    This tool was designed to help organizations kick-off the conversation on their own. However, due to the complexity of some organizations, you will need help to familiarize yourself with the tool and different applications.

    Feel free to drop us a note if you have any questions or need help to facilitate a Culture Design Session.

    Some of the most common applications of the Culture Design Canvas are:

    • Map your current organizational culture to drive clarity and alignment
    • Map your future culture and identify gaps and course of action to upgrade your company’s soul
    • Map local and global cultures, identify gaps, define areas for localization (e.g., encourage local cultures to create their own rituals, establish local priorities, etc.)
    • Map your workplace culture across departments and levels and identify tensions and contradictions to drive future alignment
    • During an acquisition or merger, mapping both workplace cultures facilitates a smoother integration
    • Design the organizational culture of a new company or one that lacks a clear culture statement
    • Team Culture plays a critical role yet it’s usually undervalued.
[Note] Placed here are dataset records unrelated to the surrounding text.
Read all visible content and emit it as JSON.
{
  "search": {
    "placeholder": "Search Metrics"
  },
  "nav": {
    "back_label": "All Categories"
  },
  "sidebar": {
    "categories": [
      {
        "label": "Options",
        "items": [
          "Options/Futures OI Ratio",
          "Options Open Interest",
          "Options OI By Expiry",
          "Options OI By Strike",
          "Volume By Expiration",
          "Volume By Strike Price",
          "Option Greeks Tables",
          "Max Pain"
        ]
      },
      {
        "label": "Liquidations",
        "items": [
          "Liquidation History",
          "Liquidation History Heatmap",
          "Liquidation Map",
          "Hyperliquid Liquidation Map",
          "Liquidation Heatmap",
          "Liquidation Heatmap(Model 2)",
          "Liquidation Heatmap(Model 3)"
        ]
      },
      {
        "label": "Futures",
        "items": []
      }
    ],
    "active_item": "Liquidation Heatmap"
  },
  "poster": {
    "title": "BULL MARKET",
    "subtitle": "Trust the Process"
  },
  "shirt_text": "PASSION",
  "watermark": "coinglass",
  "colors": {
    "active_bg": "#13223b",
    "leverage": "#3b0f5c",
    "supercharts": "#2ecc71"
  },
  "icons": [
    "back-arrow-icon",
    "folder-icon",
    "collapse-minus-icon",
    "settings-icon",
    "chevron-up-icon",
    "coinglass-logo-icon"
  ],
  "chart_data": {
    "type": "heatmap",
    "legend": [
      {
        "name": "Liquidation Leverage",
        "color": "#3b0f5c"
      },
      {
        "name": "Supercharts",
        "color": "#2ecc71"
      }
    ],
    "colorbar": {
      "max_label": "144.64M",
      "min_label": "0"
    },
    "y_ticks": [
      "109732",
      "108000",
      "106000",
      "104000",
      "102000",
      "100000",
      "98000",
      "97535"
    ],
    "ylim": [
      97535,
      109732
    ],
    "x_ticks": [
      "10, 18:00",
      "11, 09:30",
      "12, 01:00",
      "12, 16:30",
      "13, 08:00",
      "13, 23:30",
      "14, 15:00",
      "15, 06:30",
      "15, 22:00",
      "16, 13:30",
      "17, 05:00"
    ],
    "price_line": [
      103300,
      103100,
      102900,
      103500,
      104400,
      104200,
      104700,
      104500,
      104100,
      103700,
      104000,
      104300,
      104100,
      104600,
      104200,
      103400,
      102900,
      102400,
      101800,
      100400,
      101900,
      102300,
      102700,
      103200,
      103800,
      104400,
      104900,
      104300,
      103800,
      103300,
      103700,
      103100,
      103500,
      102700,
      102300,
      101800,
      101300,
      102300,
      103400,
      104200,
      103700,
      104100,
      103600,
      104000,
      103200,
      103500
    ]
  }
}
The Culture Design Canvas can help you to map and unlock the hidden power of team culture
    • When onboarding a new CEO, the Culture Design Canvas provides an understanding of what the company stands for and what’s working and what’s not
    • For a company that’s struggling, this tool can help you redesign your workplace culture
    • The Culture Design Canvas is an actionable tool to identify cultural growths opportunities —there are many things you can improve without changing what your organization stands for

    Examples of Culture Design Canvas

    Netflix Culture Design Canvas

    Spotify Culture Design Canvas

    Zappos Culture Design Canvas

    Assana Culture Design Canvas (coming soon)

    Pixar Culture Design Canva (coming soon)

    Related Reading & Tools

    What is workplace culture and why should you care?

    Cultural Tensions Canvas

    Culture Tensions Experiment Canvas

    How to Build a Successful Workplace Culture

    Credit

    The Culture Design Canvas was created by Gustavo Razzetti (copyright by Liberationist).

    Artwork by Moira Dillon.